Single digit temperatures are not only dangerous to you and your home but also your vehicle.
If you must drive in below freezing temperatures, start your car and let it warm up before you get on the road.
Mechanics at Blue Ridge Truck & Auto in Roanoke say if you have an older car, that's mid 90's or older, let the car warm up for 20 to 30 minutes; for a newer car, at least 15 minutes. "Even if your antifreeze is rated to 30 below, if it's 2 degrees outside and you jump in your car and take off, with the wind chill going against the radiator, your antifreeze could still freeze," explained service manager Alan Favera.
The battery in your car has a life span of 3 to 5 years. If the battery is due for a change, do it before freezing temperatures arrive.
Mechanics also warn to check your belts and hoses. "Your belts and hoses are made of rubber. Anytime you’re dealing with extreme cold temperatures, rubber gets hard, cracks, and dry rots.
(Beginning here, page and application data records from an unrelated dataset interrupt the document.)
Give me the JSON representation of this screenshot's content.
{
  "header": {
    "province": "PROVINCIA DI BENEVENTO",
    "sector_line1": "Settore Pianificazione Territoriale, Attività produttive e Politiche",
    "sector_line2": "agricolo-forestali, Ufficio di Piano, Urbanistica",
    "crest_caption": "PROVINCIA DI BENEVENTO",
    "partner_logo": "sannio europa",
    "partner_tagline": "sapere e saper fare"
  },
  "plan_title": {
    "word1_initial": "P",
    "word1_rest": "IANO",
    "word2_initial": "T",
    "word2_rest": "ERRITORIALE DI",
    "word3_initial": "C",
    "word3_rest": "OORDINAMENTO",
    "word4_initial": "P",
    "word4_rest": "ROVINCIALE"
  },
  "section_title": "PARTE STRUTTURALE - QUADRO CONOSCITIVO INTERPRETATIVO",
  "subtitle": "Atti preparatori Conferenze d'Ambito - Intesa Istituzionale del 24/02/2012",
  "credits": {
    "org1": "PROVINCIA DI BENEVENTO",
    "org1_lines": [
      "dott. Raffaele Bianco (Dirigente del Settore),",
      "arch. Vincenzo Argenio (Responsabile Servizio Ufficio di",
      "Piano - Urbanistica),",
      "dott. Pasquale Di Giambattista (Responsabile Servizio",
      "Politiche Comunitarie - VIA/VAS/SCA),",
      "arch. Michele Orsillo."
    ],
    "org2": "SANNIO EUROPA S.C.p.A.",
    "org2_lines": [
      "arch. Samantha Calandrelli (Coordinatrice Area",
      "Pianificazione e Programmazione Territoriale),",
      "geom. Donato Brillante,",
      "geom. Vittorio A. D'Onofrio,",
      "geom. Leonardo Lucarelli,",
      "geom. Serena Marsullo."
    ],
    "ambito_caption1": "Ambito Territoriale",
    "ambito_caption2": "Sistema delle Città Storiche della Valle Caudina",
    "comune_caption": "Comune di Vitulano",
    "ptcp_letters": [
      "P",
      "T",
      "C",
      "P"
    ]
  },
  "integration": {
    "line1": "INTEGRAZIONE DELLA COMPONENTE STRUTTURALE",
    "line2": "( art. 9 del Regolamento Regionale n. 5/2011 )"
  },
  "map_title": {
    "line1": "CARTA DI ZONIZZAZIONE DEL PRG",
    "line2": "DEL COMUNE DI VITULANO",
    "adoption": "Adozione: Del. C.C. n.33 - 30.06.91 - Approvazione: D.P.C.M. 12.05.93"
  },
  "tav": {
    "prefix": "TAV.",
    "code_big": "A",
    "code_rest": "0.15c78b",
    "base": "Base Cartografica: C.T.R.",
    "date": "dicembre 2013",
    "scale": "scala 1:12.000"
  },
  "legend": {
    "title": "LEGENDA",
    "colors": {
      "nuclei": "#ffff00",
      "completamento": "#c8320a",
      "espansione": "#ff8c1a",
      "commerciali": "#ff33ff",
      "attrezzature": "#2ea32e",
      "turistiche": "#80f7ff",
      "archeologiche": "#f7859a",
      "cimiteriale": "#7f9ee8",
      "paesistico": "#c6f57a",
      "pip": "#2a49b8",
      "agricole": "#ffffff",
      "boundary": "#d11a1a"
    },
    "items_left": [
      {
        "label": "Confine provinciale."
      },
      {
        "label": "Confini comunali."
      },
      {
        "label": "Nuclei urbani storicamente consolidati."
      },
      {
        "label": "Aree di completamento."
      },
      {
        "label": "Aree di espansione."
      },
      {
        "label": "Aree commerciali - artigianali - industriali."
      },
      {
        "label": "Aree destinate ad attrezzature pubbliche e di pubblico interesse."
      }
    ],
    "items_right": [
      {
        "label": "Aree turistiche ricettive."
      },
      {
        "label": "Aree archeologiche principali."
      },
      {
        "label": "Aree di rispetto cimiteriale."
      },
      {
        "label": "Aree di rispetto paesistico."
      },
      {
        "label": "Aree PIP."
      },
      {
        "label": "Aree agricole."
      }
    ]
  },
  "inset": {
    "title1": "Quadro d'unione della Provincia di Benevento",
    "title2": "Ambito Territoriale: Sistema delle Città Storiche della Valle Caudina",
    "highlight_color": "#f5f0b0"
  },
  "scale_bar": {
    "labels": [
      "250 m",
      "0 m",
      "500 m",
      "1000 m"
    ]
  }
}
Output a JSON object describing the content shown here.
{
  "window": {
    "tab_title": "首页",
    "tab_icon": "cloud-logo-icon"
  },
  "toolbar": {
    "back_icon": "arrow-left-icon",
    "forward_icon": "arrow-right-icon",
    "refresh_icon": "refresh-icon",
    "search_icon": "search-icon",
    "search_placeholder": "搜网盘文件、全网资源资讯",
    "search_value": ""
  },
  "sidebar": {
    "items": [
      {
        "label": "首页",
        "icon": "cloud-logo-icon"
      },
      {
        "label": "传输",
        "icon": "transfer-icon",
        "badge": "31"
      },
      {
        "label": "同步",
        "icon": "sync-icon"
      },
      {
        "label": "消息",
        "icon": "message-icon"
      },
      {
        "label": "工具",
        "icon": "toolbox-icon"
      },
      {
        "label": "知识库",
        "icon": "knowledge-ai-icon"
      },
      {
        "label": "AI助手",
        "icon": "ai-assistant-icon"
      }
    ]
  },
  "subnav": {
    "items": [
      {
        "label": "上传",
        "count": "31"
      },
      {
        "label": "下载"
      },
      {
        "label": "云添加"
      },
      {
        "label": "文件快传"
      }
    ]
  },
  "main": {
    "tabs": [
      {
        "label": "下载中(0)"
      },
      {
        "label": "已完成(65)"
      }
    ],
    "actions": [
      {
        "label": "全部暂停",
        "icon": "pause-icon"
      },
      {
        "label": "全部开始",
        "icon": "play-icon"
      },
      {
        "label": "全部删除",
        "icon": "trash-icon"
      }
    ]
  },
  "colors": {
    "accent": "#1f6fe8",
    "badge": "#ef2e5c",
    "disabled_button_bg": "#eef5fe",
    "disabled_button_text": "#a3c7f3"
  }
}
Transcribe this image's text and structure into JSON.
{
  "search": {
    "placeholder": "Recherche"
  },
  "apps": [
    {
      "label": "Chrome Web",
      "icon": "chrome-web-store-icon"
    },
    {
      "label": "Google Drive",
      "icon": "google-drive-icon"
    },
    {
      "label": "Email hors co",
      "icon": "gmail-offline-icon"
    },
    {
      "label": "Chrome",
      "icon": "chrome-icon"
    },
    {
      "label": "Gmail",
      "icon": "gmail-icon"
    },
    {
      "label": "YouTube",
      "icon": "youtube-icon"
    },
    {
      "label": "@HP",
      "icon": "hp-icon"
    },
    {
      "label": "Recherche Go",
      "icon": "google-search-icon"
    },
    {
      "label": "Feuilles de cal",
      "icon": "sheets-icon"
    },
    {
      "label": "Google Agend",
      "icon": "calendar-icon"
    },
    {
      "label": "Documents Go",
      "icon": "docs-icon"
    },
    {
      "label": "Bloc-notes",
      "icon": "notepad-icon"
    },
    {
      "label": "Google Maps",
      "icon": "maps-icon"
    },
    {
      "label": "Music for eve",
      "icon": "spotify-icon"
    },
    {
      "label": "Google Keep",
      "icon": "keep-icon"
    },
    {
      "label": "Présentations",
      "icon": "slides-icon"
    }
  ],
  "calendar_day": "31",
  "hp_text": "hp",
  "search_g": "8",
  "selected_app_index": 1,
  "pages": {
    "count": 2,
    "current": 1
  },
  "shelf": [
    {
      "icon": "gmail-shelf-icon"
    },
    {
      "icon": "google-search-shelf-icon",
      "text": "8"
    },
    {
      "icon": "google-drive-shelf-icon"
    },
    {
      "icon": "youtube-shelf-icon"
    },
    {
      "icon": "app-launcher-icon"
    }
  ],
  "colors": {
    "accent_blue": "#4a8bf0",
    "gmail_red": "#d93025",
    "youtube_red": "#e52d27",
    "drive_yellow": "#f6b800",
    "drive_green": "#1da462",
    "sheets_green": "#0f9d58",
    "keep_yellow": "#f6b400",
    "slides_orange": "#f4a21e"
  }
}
This can cause the belts and hoses to bust, split open or just tear in half," says Favera.
Many drivers use the parking brake as habit, no matter where they're parked. But use caution if it's extremely cold outside. A water puddle or rain can cause the parking brake to freeze and the only way to thaw it out is waiting till temperatures increase.
When it comes to your tires, whether it's hot or cold, Favera says to check the pressure. “The air pressure in your tire increases or decreases one pound per every ten degrees." Making sure your tire pressure is accurate could save you from a blowout and bad gas mileage.
AAA says anytime there's a cold snap, the need for roadside assistance always goes up.
The main cause for emergency road-side assistance during below freezing temperatures is due to a dead battery.